The first day of racing began early at 9am, with York Black (first team) competing in the beginning races of the whole event. This was an important race for settling nerves. York Sailing had lost against many of the university teams racing at this competition only a week prior at the British Universities Sailing Association (BUSA) qualifiers.

The stakes were high for maintaining confidence levels, but York rose to the challenge and secured a safe one-three-four score in their first race. The scoring system for sailing is fairly intuitive - first past the finish line gets one point, second place earns two points and so on. Essentially, you want the lowest score possible - and if your team scores ten or over, you may as well go back to shore and consider a land sport, you’ve lost. However, from this point, YUSWC maintained an incredibly high-level of play, rarely dropping below a one-two or one-three combination throughout the competition.

During the competition, the politics of sailing became apparent: bully, strategize, manoeuvre, but mainly bully. Initially all of this went over my head - sailing is not too much of a spectator sport - but once all the spins, protests and undercutting had been explained and pointed out, the racing became more exciting.

What shocked me was that before the race began there were efforts to manipulate the game. With three minutes to get to the start line before a race official begins, racers manoeuvred their boats to halt others’ from reaching the start in time. Only once did York get caught up in the pregame politics and could not reach the start in enough time.

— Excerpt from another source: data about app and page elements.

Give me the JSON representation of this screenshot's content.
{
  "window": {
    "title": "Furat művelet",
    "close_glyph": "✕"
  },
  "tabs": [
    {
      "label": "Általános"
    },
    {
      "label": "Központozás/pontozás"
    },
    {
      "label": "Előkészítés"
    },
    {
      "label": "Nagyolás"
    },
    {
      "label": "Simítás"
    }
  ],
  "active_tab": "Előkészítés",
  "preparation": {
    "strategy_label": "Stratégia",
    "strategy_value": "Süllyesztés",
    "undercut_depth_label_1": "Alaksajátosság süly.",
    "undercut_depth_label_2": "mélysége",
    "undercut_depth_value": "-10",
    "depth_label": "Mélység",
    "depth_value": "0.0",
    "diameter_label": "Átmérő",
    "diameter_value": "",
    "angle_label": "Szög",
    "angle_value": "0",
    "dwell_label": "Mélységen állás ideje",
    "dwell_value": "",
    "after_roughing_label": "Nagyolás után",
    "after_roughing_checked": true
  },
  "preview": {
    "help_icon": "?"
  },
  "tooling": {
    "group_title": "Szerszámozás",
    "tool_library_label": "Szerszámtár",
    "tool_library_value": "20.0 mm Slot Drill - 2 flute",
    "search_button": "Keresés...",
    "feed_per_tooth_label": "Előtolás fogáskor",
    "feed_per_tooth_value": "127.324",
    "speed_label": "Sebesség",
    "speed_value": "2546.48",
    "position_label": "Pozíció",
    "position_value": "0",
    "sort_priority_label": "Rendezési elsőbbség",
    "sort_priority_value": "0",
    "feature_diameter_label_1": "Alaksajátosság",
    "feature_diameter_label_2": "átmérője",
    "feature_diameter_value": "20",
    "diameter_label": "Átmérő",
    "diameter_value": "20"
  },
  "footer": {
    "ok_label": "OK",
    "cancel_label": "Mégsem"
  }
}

Helm (Oliver Lewis) and crew (Meg Morris) worked seamlessly as a team tacking and gybing well throughout the racing, avoiding protests from other teams, focussed on clean runs through the course.

In spite of low winds, race captain Richard Townley managed to maintain a high boat speed, helming with efficiency, slicing between boats and often managing to secure first position well ahead of other sailors. York Black (the first team) competed in eight races and won five overall.

Overall, it was a strong performance from both York sailing teams, proving a formidable force in the university league, and I’m sure they will continue to compete at a similarly high level of play in events to come - Roses next!